(b) it is exchanged for cash to an amount equal to the amount for which it is drawn, or is exchanged for tokens at the same rate as would apply if cash, to the amount for which the cheque is drawn, were given in exchange for them ….
Id. § 16(2).
Where the holder of a license under this Act, or a person acting on behalf of or under any arrangement with the holder of such a licence, accepts a cheque in exchange for cash or tokens to be used by a player in gaming to which this Part of this Act applies, or a substitute cheque, he shall not more than two banking days later cause the cheque to be delivered to a bank for payment or collection.
The following provisions apply in relation to betting through the Board:
(a) the Board, or any of its officers, agents or employees shall not accept a bet unless made–
(i) by the deposit of the amount of the bet in cash at a totalisator agency; or
(ii) by letter sent through the post or by telegram or telephone message received at a totalisator agency,
in accordance with the provisions of this Act;
(b) the Board, or any of its officers, agents or employees shall not accept any bet that is made by letter or by telegram or telephone message or any horse race unless —
(i) the person making the bet has, before the beginning of the race meeting at which the horse race is to be held, established with the Board in accordance with this Act, a credit account sufficient to pay the amount of the bet and has maintained the account up to the time of making the bet and the bet is charged against that account; or
(ii) alternatively, in the case of a bet made by letter or telegram, the amount of the bet is forwarded through the post with the letter or payment thereof is arranged by telegram in accordance with this Act;
Totalisator Agency Board Betting Act, 1960, No. 50, § 33 (W. Austl.).
Art. 2630. Where gaming and wagering contracts are not expressly authorized by law, the winning party may not exact payment of the debt and the losing party may not recover the sum paid.
The losing party may recover the sum paid, however, in cases of fraud or trickery or where the losing party is a minor or a person of full age who is protected or not endowed with reason.

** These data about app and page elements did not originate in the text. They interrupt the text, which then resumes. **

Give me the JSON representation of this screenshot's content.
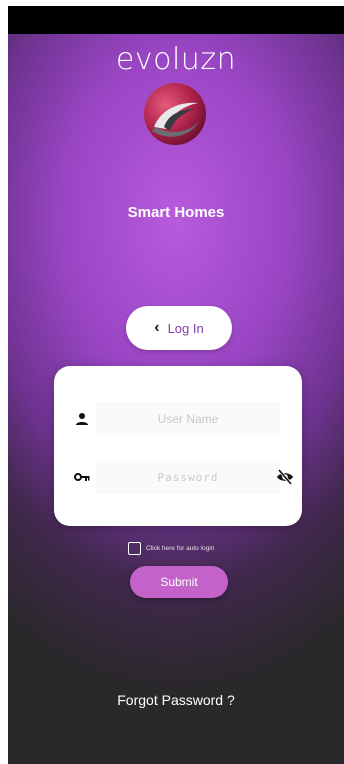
{
  "app": {
    "title": "evoluzn",
    "subtitle": "Smart Homes"
  },
  "login_tab": {
    "label": "Log In",
    "back_icon": "chevron-left-icon"
  },
  "form": {
    "username": {
      "placeholder": "User Name",
      "icon": "person-icon"
    },
    "password": {
      "placeholder": "Password",
      "icon": "key-icon",
      "toggle_icon": "eye-slash-icon"
    }
  },
  "auto_login": {
    "label": "Click here for auto login",
    "checked": false
  },
  "submit": {
    "label": "Submit"
  },
  "forgot": {
    "label": "Forgot Password ?"
  },
  "colors": {
    "accent": "#b65bdc",
    "button": "#c363c9",
    "label": "#8a3ba8",
    "background": "#2a282b"
  }
}
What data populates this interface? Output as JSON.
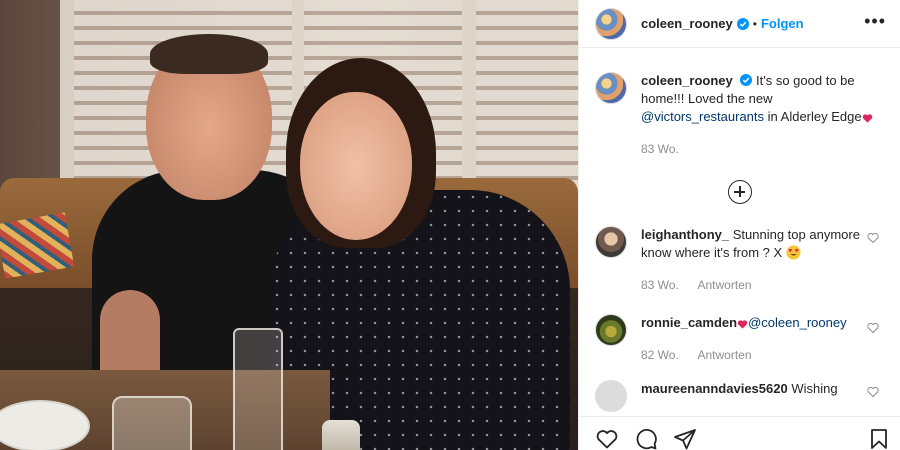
{
  "post": {
    "username": "coleen_rooney",
    "follow_label": "Folgen",
    "separator": "•",
    "more_label": "•••",
    "caption": {
      "text_part1": "It's so good to be home!!! Loved the new ",
      "mention": "@victors_restaurants",
      "text_part2": " in Alderley Edge",
      "emoji": "heart",
      "time": "83 Wo."
    },
    "load_more_icon": "plus-circle-icon"
  },
  "comments": [
    {
      "username": "leighanthony_",
      "text": "Stunning top anymore know where it's from ? X",
      "emoji": "heart-eyes",
      "time": "83 Wo.",
      "reply_label": "Antworten"
    },
    {
      "username": "ronnie_camden",
      "emoji": "heart",
      "mention": "@coleen_rooney",
      "time": "82 Wo.",
      "reply_label": "Antworten"
    },
    {
      "username": "maureenanndavies5620",
      "text": "Wishing"
    }
  ],
  "actions": {
    "icons": [
      "heart-icon",
      "comment-icon",
      "share-icon",
      "bookmark-icon"
    ]
  },
  "colors": {
    "accent": "#0095f6",
    "link": "#00376b",
    "muted": "#8e8e8e",
    "text": "#262626"
  }
}
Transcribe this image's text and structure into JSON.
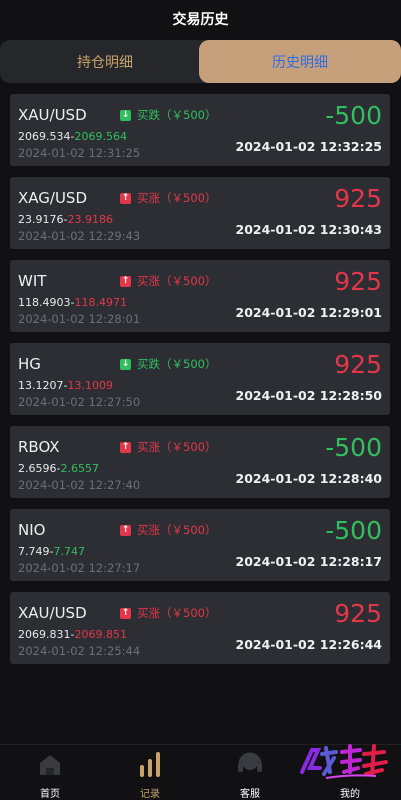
{
  "header": {
    "title": "交易历史"
  },
  "tabs": {
    "holdings": "持仓明细",
    "history": "历史明细"
  },
  "trades": [
    {
      "symbol": "XAU/USD",
      "direction": "买跌（￥500）",
      "dir": "down",
      "open": "2069.534",
      "close": "2069.564",
      "close_color": "up",
      "open_time": "2024-01-02 12:31:25",
      "pl": "-500",
      "pl_color": "up",
      "close_time": "2024-01-02 12:32:25"
    },
    {
      "symbol": "XAG/USD",
      "direction": "买涨（￥500）",
      "dir": "up",
      "open": "23.9176",
      "close": "23.9186",
      "close_color": "down",
      "open_time": "2024-01-02 12:29:43",
      "pl": "925",
      "pl_color": "down",
      "close_time": "2024-01-02 12:30:43"
    },
    {
      "symbol": "WIT",
      "direction": "买涨（￥500）",
      "dir": "up",
      "open": "118.4903",
      "close": "118.4971",
      "close_color": "down",
      "open_time": "2024-01-02 12:28:01",
      "pl": "925",
      "pl_color": "down",
      "close_time": "2024-01-02 12:29:01"
    },
    {
      "symbol": "HG",
      "direction": "买跌（￥500）",
      "dir": "down",
      "open": "13.1207",
      "close": "13.1009",
      "close_color": "down",
      "open_time": "2024-01-02 12:27:50",
      "pl": "925",
      "pl_color": "down",
      "close_time": "2024-01-02 12:28:50"
    },
    {
      "symbol": "RBOX",
      "direction": "买涨（￥500）",
      "dir": "up",
      "open": "2.6596",
      "close": "2.6557",
      "close_color": "up",
      "open_time": "2024-01-02 12:27:40",
      "pl": "-500",
      "pl_color": "up",
      "close_time": "2024-01-02 12:28:40"
    },
    {
      "symbol": "NIO",
      "direction": "买涨（￥500）",
      "dir": "up",
      "open": "7.749",
      "close": "7.747",
      "close_color": "up",
      "open_time": "2024-01-02 12:27:17",
      "pl": "-500",
      "pl_color": "up",
      "close_time": "2024-01-02 12:28:17"
    },
    {
      "symbol": "XAU/USD",
      "direction": "买涨（￥500）",
      "dir": "up",
      "open": "2069.831",
      "close": "2069.851",
      "close_color": "down",
      "open_time": "2024-01-02 12:25:44",
      "pl": "925",
      "pl_color": "down",
      "close_time": "2024-01-02 12:26:44"
    }
  ],
  "nav": [
    {
      "label": "首页",
      "icon": "home-icon"
    },
    {
      "label": "记录",
      "icon": "records-icon",
      "active": true
    },
    {
      "label": "客服",
      "icon": "headset-icon"
    },
    {
      "label": "我的",
      "icon": "user-icon"
    }
  ],
  "logo": {
    "icon": "brand-logo"
  },
  "colors": {
    "up": "#2fbf5f",
    "down": "#e2374a",
    "gold": "#c9a26b",
    "tab_active_bg": "#c6a07a",
    "tab_active_text": "#2f6be0"
  }
}
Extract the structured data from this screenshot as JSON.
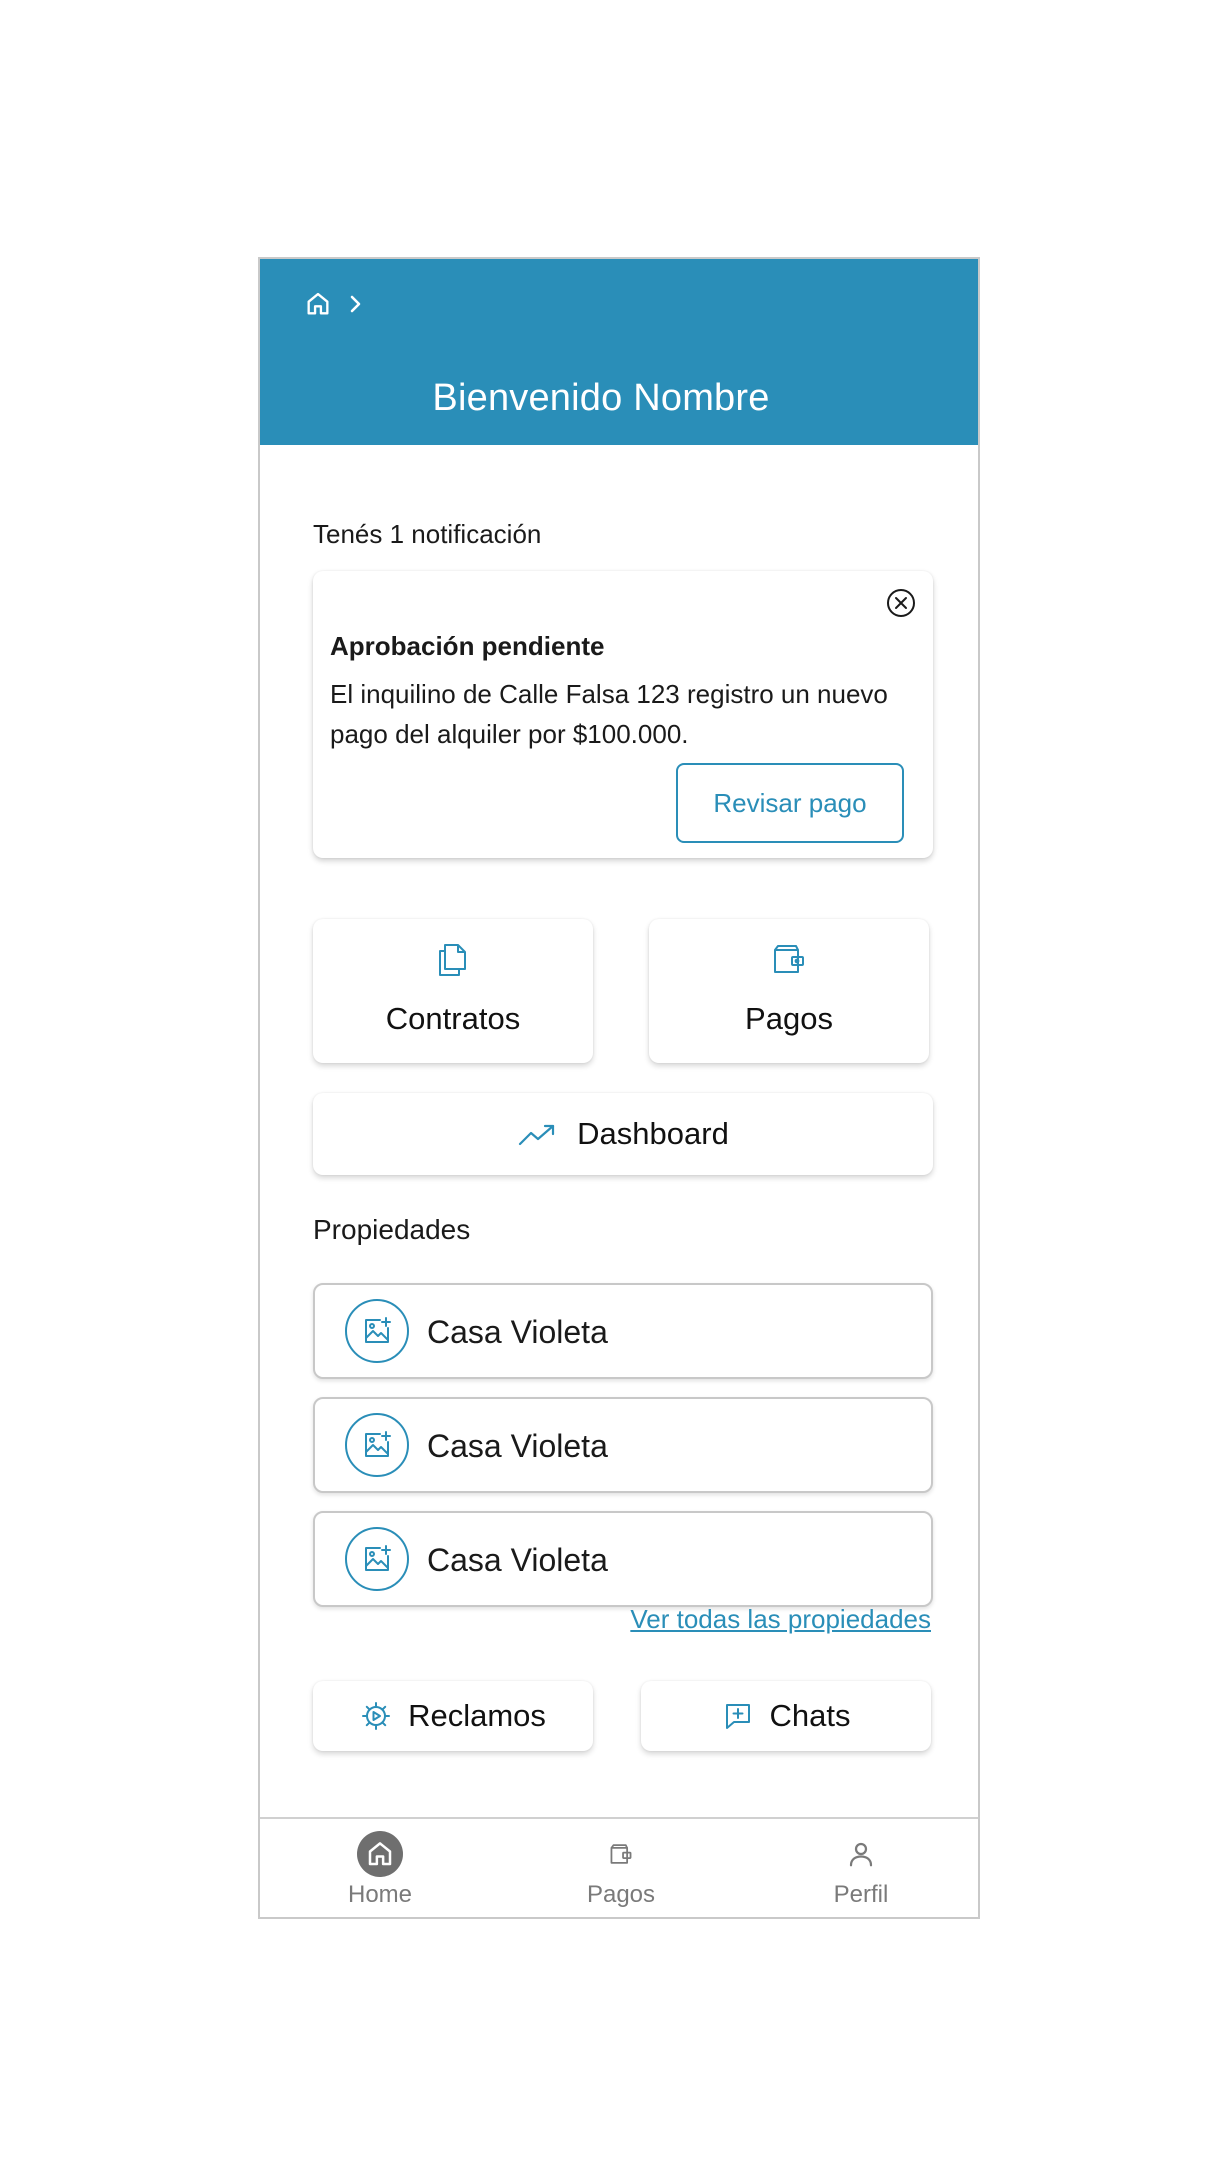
{
  "header": {
    "title": "Bienvenido Nombre",
    "breadcrumb_home_icon": "home-icon",
    "breadcrumb_separator_icon": "chevron-right-icon",
    "background": "#2a8eb8"
  },
  "notifications": {
    "count_text": "Tenés 1 notificación",
    "card": {
      "title": "Aprobación pendiente",
      "body": "El inquilino de Calle Falsa 123 registro un nuevo pago del alquiler por $100.000.",
      "action_label": "Revisar pago",
      "close_icon": "close-circle-icon"
    }
  },
  "shortcuts": {
    "contratos": {
      "label": "Contratos",
      "icon": "documents-icon"
    },
    "pagos": {
      "label": "Pagos",
      "icon": "wallet-icon"
    },
    "dashboard": {
      "label": "Dashboard",
      "icon": "trending-up-icon"
    }
  },
  "properties": {
    "title": "Propiedades",
    "items": [
      {
        "name": "Casa Violeta",
        "icon": "add-image-icon"
      },
      {
        "name": "Casa Violeta",
        "icon": "add-image-icon"
      },
      {
        "name": "Casa Violeta",
        "icon": "add-image-icon"
      }
    ],
    "see_all_label": "Ver todas las propiedades"
  },
  "secondary": {
    "reclamos": {
      "label": "Reclamos",
      "icon": "gear-icon"
    },
    "chats": {
      "label": "Chats",
      "icon": "chat-add-icon"
    }
  },
  "bottom_nav": {
    "items": [
      {
        "label": "Home",
        "icon": "home-icon",
        "active": true
      },
      {
        "label": "Pagos",
        "icon": "wallet-icon",
        "active": false
      },
      {
        "label": "Perfil",
        "icon": "user-icon",
        "active": false
      }
    ]
  },
  "colors": {
    "accent": "#2a8eb8",
    "nav_inactive": "#7a7a7a",
    "nav_active_bg": "#6f6f6f"
  }
}
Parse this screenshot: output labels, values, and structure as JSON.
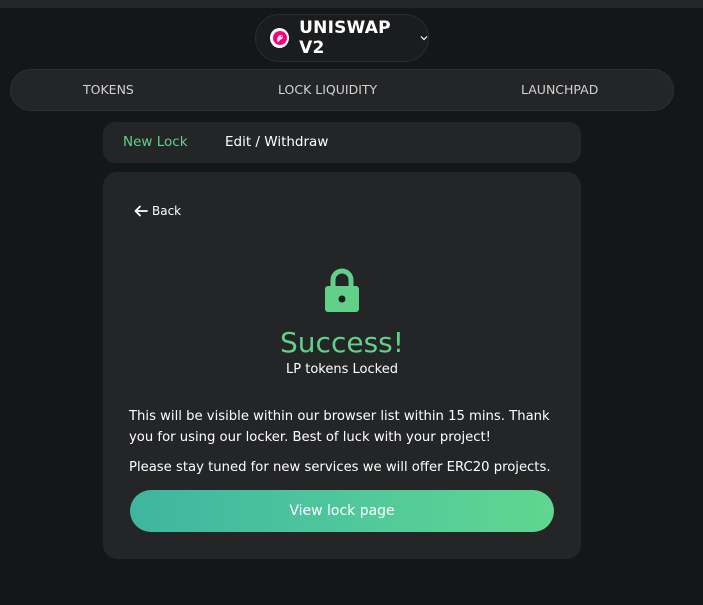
{
  "network": {
    "name": "UNISWAP V2",
    "icon": "uniswap-logo-icon",
    "dropdown_icon": "chevron-down-icon"
  },
  "main_tabs": [
    {
      "label": "TOKENS"
    },
    {
      "label": "LOCK LIQUIDITY"
    },
    {
      "label": "LAUNCHPAD"
    }
  ],
  "sub_tabs": [
    {
      "label": "New Lock",
      "active": true
    },
    {
      "label": "Edit / Withdraw",
      "active": false
    }
  ],
  "card": {
    "back_label": "Back",
    "status_icon": "lock-icon",
    "title": "Success!",
    "subtitle": "LP tokens Locked",
    "info_line_1": "This will be visible within our browser list within 15 mins. Thank you for using our locker. Best of luck with your project!",
    "info_line_2": "Please stay tuned for new services we will offer ERC20 projects.",
    "button_label": "View lock page"
  },
  "colors": {
    "accent_green": "#62d089",
    "background": "#151617",
    "panel": "#242527",
    "uniswap_pink": "#ff007a"
  }
}
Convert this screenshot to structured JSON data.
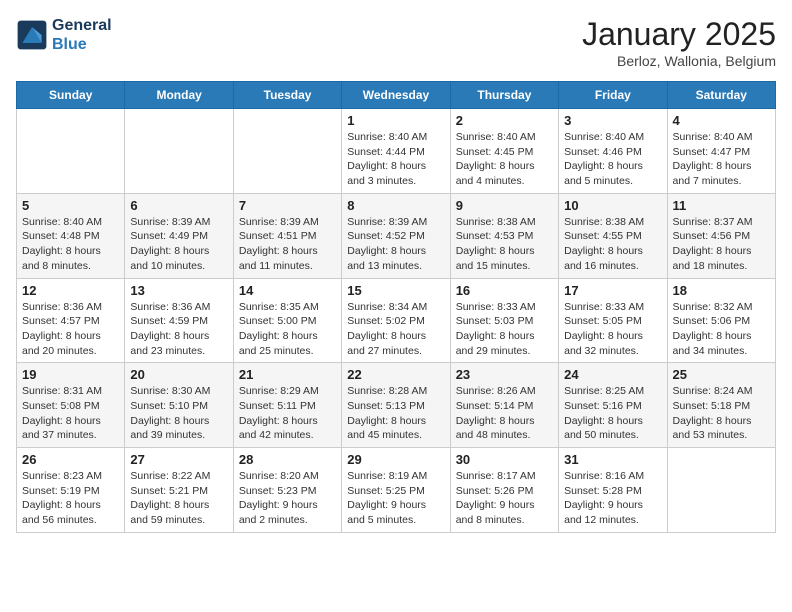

In Panama the core provision is embodied in art 1490 of the Civil Code. The material part of it provides that ‘The law does not provide cause of action to recover what has been won in a game involving luck, stake at cards, or chance but the losing party may not repeat (sic) what he has voluntarily paid.’ It means that although gaming is lawful, a gaming debt cannot be enforced and if paid cannot ordinarily be recovered. This is not surprising because of the way gaming transactions have been viewed almost universally.
Id. at *82-83 (alteration in original).
All these Acts contain a provision that any gambling debt lawfully incurred is enforceable in a court of law, notwithstanding provisions of the common law or any other law to the contrary (Lotteries Act (s 65), National Gambling Act (s 18), Gambling and Betting Act 5 of 1997 (Eastern Cape) (s 87); Free State Gambling and Racing Act 6 of 1996 (s 95); Gambling and Betting Act (Gnuteng) 4 of 1995 (s 75); KwaZulu-Natal Gambling Act 10 of 1996 (s 92); Mpumalanga Casino and Gaming Act 5 of 1995 (s 87); Northern Cape Gambling and Racing Act 5 of 1996 (s 93(1)); Northern Province Casino and Gaming Act 4 of 1996 (s 91); North West Casino, Gambling and Betting Act 13 of 1994 (s 90(1)) and the Western Cape Casino and Racing Law 4 of 1996 (s 79(1)).
The learned judge in the court a quo found that the Western Cape Legislation only applied within the territory of that province and could not affect the law as it applies to this province. He found that the KwaZulu-Natal legislation could only regulate gambling within this province and could not purport to regulate gambling transactions elsewhere.
Id. at 3.